It circles back to the word ‘meaning’ and the circular definition from trying to define meaning using words. But there is a notch in this definition because it requires a thinker to give the meaning. Gravity doesn’t need a thinker to pull physical objects together because it came into being with the natural processes of the Big Bang creation of our Universe. But meaning does require a thinker, and to think requires a brain. And to create a brain requires some intervening living processes.

That begins with the early molecules stretching themselves into endless chains and that didn’t need meaning either; those atoms just did their natural bonding processes and linked. The local environment varied, and there were variations in these links and in the vastness of time, one joining together had the ability to break apart into two identical pieces of the original molecule. After that event, the rest is what we call evolution. For the evolutionary process to function it only needed an environment that was similar to where this first event happened. Those conditions were right where the first event happened so it was easy for it to happen again and again to these daughter molecules. The daughters that best fit the environment had more daughters than those that didn’t fit so well. But there wasn’t any thinking; there were simply chemical reactions, and without a thinking brain, there was no potential for meaning. There wasn’t any meaning to this level of life.

At this early molecular stage, there was no possibility of purpose because there were no thinking brains. But we humans do have the capacity for purposeful actions. So the question becomes, when does the transition between a nonthinking amoeba and a modern human occur?

A single-cell amoeba can move toward food and away from danger, but it is only in response to perceptions in the present moment. There isn’t any forethought, and without forethought, there is no purpose, because purpose has a goal in the unseen future. Squirrels search their worlds for food too, and they have much larger brains than an amoeba, and when their work is done they have the forethought to go to their homes for rest. Is this trek homeward founded on forethought or is it just a response to external reminders like it’s getting dark? During last year’s eclipse, people remarked that the birds behaved like it was resting time. Were the birds thinking or just reacting to a darkening of the sun? I didn’t hear anyone comment about squirrels.

At the animal level, it appears that life is a process of eating to gain energy, having sex to reproduce the species, and resting so they can do it again. But these actions are driven by responses to the animals’ inbred genetic history. They don’t think about reproducing the species, they just do what they feel is needed, which is driven by a genetic history of what works. Their DNA goes along for the ride and gets reproduced and the species continues, but it doesn’t think or possess meaning in its actions. DNA behaves like an advanced form of those first long chains of molecules that could break into identical daughters.

It now seems that most of our human meaning is to continue doing what we routinely do. It is only when we pause to consider what the effects of our potential behaviors might bring in the future that the idea of meaning begins to have a purpose. The purpose is guiding things toward a self-chosen goal that is set in the non-visible future.
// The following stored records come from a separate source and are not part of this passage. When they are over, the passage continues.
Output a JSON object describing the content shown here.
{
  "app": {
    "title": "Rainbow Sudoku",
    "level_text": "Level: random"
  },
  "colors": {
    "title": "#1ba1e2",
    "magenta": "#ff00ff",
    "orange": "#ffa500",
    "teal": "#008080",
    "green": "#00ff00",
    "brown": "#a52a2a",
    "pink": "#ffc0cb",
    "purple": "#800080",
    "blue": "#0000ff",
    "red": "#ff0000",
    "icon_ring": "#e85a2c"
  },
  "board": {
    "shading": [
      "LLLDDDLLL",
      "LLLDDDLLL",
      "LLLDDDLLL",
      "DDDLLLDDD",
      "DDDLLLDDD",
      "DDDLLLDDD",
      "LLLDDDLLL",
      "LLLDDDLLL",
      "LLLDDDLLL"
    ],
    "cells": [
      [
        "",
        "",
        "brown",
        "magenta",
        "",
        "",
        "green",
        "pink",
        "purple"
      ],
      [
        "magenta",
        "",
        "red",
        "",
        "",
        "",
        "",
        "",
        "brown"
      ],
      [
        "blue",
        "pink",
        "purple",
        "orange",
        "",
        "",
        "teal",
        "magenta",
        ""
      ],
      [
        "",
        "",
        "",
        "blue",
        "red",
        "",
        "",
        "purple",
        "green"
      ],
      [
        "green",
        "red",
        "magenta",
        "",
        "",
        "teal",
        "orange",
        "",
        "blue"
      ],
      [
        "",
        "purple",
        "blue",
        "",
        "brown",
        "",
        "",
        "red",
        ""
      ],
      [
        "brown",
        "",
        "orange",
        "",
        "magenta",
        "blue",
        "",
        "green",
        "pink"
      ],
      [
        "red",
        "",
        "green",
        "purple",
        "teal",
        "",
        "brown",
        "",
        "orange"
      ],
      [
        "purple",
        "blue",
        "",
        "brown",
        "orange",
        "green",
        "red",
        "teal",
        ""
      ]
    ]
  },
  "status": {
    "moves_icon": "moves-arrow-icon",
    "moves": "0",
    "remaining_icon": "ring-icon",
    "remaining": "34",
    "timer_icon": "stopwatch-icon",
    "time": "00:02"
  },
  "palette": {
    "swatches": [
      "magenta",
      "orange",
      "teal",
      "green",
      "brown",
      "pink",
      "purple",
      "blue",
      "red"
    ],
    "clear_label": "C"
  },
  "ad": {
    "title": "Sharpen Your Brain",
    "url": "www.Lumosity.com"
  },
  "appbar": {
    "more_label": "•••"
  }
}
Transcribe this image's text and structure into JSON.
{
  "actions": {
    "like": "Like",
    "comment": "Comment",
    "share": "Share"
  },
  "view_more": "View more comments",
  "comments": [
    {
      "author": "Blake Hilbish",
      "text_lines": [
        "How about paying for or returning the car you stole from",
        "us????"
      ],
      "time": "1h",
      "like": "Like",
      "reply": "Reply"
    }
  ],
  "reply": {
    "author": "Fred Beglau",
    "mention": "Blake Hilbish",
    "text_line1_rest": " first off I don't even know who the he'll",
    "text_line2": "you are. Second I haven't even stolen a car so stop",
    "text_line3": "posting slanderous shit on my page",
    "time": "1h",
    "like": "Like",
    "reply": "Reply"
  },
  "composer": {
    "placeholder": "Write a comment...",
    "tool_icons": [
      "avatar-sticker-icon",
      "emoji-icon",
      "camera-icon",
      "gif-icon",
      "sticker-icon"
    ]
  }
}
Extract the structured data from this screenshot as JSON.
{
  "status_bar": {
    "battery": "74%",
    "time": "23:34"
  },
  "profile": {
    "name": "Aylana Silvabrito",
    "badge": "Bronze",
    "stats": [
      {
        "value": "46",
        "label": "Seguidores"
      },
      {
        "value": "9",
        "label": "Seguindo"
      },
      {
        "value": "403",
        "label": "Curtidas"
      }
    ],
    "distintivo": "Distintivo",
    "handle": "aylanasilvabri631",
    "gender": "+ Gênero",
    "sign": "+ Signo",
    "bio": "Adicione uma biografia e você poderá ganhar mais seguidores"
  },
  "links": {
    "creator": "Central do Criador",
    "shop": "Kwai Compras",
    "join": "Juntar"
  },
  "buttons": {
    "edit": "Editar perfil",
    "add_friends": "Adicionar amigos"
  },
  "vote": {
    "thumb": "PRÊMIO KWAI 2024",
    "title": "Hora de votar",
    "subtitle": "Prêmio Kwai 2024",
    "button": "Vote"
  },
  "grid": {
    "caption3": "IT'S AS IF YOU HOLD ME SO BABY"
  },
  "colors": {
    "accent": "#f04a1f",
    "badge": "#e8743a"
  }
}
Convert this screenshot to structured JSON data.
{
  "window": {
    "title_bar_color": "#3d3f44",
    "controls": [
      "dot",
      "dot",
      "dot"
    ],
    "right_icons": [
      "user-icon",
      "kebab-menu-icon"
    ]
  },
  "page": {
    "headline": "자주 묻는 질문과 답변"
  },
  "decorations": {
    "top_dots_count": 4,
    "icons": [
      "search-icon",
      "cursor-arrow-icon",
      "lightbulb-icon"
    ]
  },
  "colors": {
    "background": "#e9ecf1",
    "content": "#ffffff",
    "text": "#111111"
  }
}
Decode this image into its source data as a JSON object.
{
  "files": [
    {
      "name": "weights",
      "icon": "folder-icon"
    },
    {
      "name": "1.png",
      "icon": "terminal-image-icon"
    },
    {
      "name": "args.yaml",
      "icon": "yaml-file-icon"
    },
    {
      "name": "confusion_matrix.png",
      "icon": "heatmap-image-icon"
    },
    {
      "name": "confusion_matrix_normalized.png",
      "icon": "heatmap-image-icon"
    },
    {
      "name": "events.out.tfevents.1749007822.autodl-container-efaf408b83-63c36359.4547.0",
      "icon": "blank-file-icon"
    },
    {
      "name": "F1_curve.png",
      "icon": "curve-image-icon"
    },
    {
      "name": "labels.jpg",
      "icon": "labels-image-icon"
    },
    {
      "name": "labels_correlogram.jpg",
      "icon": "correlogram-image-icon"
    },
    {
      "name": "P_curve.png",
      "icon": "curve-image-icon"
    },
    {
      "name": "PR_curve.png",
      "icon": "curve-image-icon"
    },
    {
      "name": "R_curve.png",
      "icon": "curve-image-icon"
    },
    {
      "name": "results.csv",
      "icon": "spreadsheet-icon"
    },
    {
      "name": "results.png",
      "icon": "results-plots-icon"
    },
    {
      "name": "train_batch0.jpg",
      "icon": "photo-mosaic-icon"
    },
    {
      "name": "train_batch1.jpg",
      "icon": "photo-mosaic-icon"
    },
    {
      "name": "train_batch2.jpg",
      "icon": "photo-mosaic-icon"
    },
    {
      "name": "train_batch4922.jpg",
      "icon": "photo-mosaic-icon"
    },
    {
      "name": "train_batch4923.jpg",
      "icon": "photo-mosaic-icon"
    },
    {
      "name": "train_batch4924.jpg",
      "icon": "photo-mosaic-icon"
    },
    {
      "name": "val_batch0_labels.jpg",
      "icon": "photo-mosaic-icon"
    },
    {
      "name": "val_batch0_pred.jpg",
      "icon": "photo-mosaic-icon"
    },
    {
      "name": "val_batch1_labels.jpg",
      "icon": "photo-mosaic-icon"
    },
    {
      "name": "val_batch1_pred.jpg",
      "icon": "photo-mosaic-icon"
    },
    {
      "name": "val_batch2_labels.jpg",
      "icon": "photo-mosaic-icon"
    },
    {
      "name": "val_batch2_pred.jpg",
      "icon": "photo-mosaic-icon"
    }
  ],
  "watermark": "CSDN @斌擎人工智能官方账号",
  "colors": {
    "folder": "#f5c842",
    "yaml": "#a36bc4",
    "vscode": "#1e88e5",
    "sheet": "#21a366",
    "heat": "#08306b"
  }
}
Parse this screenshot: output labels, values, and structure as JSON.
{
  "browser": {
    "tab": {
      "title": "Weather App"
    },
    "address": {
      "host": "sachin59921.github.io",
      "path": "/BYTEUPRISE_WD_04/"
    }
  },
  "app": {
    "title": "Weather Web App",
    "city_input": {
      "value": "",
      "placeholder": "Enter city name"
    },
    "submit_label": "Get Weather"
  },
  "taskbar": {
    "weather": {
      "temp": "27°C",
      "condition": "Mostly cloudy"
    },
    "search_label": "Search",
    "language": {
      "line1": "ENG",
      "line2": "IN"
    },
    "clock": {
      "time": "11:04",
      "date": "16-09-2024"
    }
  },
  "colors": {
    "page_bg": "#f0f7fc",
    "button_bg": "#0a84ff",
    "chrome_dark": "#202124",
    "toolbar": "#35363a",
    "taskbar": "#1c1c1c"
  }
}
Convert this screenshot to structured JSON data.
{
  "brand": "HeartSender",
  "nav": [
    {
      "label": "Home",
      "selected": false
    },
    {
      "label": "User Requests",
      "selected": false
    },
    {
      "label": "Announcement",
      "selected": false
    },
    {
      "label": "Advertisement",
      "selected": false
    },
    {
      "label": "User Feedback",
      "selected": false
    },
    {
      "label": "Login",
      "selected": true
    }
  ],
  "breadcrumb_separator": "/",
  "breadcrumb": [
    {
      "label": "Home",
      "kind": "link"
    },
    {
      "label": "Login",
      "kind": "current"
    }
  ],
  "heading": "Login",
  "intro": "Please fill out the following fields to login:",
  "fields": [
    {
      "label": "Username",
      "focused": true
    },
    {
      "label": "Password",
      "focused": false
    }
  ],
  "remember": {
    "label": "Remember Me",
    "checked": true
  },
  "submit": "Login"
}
What is called gossip is a form of predicting social interactions, and it is a driver of human evolution toward better prediction.